A man charged with drunken driving from the passenger's seat has asked a judge to throw out an incriminating statement he made to a state trooper.
Derek Randall Pittman, 26, of Carlisle, had a blood-alcohol level of 0.237 percent when he was arrested, said Michelle Sibert, a Cumberland County assistant district attorney who is prosecuting the case.
Trooper Jeffrey D'Alessandro said he pulled the car over early on the morning of Dec. 26 after watching it swerve from a turning lane into a travel lane on U.S. Route 11.
When D'Alessandro approached the vehicle, he said he found the driver, Lucas Enbacker, holding a large sandwich with both hands and he detected a strong odor of alcohol.
When the trooper asked why the car swerved, Pittman leaned across the front seat and said it was his fault, the trooper said. Pittman said he had briefly held the steering wheel while Enbacker was taking a bite from his sandwich, according to arrest records.
"He just leaned over and was apologizing to us," D'Alessandro said Wednesday.
Enbacker passed a preliminary breath test and was not charged with drunken driving, the trooper said.
Pittman's lawyer has asked a Cumberland County judge to suppress Pittman's statement and compel prosecutors to prove he was in control of the car. The motion asserts that the trooper did not see Pittman's hand on the wheel and that the prosecution's case is based solely on Pittman's statement.
"We've always maintained that the driver never took his hand off the steering wheel and was in control of the car," said the lawyer, Justin McShane.

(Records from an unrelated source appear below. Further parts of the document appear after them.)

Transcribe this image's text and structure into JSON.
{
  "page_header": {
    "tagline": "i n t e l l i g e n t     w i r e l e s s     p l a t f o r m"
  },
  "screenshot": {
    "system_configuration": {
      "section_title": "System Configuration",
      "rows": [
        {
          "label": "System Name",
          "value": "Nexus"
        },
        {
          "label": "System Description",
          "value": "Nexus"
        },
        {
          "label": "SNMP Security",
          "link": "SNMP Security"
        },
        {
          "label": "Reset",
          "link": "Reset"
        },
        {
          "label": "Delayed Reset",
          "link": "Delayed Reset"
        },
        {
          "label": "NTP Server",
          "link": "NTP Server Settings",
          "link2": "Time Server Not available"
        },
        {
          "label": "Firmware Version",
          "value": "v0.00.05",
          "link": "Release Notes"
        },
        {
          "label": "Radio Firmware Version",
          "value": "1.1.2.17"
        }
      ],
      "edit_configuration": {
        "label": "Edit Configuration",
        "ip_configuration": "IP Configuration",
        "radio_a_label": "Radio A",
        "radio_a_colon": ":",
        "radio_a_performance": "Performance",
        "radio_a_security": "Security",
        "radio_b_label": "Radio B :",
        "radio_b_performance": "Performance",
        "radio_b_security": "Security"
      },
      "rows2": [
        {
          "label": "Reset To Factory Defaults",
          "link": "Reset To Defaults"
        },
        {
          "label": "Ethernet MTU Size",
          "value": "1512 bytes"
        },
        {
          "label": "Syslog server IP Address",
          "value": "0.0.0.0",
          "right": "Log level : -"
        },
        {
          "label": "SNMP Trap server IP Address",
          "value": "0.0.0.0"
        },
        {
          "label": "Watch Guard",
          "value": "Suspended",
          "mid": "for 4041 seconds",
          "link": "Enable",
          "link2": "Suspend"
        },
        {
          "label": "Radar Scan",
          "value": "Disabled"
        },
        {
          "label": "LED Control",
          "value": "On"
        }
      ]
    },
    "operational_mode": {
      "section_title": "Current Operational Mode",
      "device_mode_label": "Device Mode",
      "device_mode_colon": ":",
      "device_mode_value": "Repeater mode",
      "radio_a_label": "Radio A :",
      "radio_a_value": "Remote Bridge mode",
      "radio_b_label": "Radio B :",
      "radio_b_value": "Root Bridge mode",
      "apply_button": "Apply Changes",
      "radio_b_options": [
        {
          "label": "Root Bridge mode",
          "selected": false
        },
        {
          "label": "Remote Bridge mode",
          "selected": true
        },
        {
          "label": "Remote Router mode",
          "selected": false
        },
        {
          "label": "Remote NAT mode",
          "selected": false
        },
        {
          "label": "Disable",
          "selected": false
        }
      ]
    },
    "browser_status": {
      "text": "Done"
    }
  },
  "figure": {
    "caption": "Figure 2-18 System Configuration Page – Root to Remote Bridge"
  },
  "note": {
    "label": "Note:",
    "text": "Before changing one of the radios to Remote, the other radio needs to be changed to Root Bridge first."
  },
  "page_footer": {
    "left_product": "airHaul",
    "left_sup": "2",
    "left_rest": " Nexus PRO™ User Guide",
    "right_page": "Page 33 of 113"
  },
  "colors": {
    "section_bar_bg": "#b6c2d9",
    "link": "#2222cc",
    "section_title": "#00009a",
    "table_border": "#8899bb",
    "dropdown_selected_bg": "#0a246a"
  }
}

Carlisle District Judge Jessica Brewbaker refused to sign the arrest warrant for Pittman, advising the trooper she did not think there were grounds to believe he was in control of the car, according to court records. But the county court agreed to let another judge sign it in February.

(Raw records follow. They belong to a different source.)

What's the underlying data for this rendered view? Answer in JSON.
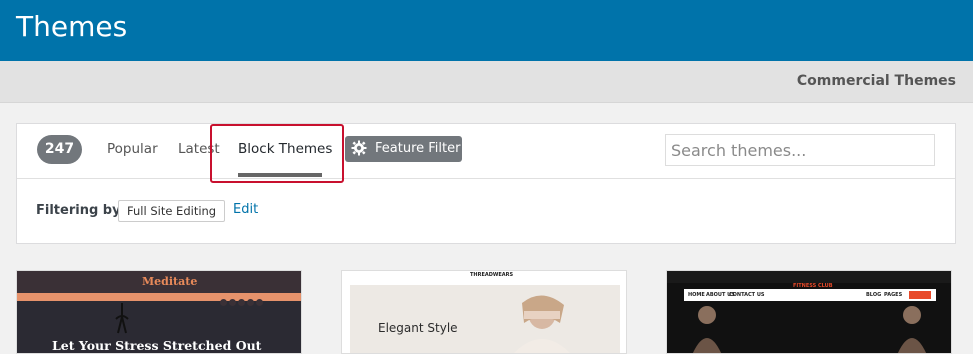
{
  "header": {
    "title": "Themes"
  },
  "subbar": {
    "commercial_label": "Commercial Themes"
  },
  "filterbar": {
    "count": "247",
    "tabs": [
      "Popular",
      "Latest",
      "Block Themes"
    ],
    "active_tab": "Block Themes",
    "feature_filter_label": "Feature Filter",
    "search_placeholder": "Search themes..."
  },
  "filtering": {
    "label": "Filtering by:",
    "tag": "Full Site Editing",
    "edit_label": "Edit"
  },
  "cards": [
    {
      "brand": "Meditate",
      "hero_text": "Let Your Stress Stretched Out"
    },
    {
      "brand": "THREADWEARS",
      "heading": "Elegant Style"
    },
    {
      "logo": "FITNESS CLUB",
      "nav": [
        "HOME",
        "ABOUT US",
        "CONTACT US"
      ],
      "nav_right": [
        "BLOG",
        "PAGES"
      ]
    }
  ],
  "colors": {
    "header": "#0073aa",
    "highlight": "#c8102e",
    "accent": "#e84a2a"
  }
}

Sibert said both men acknowledged they had been drinking at a bar before the incident and that there is legal precedent to support charging Pittman with driving under the influence.
"At this point, it got past the (district judge). The trooper thought there was probable cause to arrest the passenger. And while it seems silly to some people, you have a highly intoxicated person at least steering the vehicle in ... an erratic manner," Sibert said.

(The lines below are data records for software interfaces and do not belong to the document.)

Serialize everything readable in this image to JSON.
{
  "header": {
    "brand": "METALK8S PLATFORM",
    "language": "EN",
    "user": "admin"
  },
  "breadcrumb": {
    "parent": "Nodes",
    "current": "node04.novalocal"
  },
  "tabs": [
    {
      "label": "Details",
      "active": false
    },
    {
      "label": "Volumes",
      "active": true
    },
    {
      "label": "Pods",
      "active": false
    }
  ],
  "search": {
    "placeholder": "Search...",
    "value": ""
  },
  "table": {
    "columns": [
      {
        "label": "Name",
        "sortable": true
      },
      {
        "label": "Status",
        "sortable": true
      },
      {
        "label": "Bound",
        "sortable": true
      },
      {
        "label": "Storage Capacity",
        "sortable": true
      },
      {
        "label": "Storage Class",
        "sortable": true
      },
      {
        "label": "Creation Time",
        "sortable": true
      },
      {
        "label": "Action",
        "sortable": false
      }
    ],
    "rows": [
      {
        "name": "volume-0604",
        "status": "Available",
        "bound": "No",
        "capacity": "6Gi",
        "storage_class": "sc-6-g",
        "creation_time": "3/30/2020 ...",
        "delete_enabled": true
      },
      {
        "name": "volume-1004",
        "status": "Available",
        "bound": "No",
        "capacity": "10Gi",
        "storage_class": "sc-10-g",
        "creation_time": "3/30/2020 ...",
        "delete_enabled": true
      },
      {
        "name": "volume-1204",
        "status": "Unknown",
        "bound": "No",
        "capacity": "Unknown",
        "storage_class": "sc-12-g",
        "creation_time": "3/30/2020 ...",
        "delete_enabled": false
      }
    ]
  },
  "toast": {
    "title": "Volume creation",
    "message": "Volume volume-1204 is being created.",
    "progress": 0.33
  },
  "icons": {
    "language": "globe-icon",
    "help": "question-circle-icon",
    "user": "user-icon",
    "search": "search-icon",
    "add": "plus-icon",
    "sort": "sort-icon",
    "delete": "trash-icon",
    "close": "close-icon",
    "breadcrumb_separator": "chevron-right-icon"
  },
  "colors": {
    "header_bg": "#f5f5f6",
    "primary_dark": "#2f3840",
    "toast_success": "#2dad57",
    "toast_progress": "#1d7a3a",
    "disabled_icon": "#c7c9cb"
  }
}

A hearing on the suppression motion is scheduled for Aug. 22.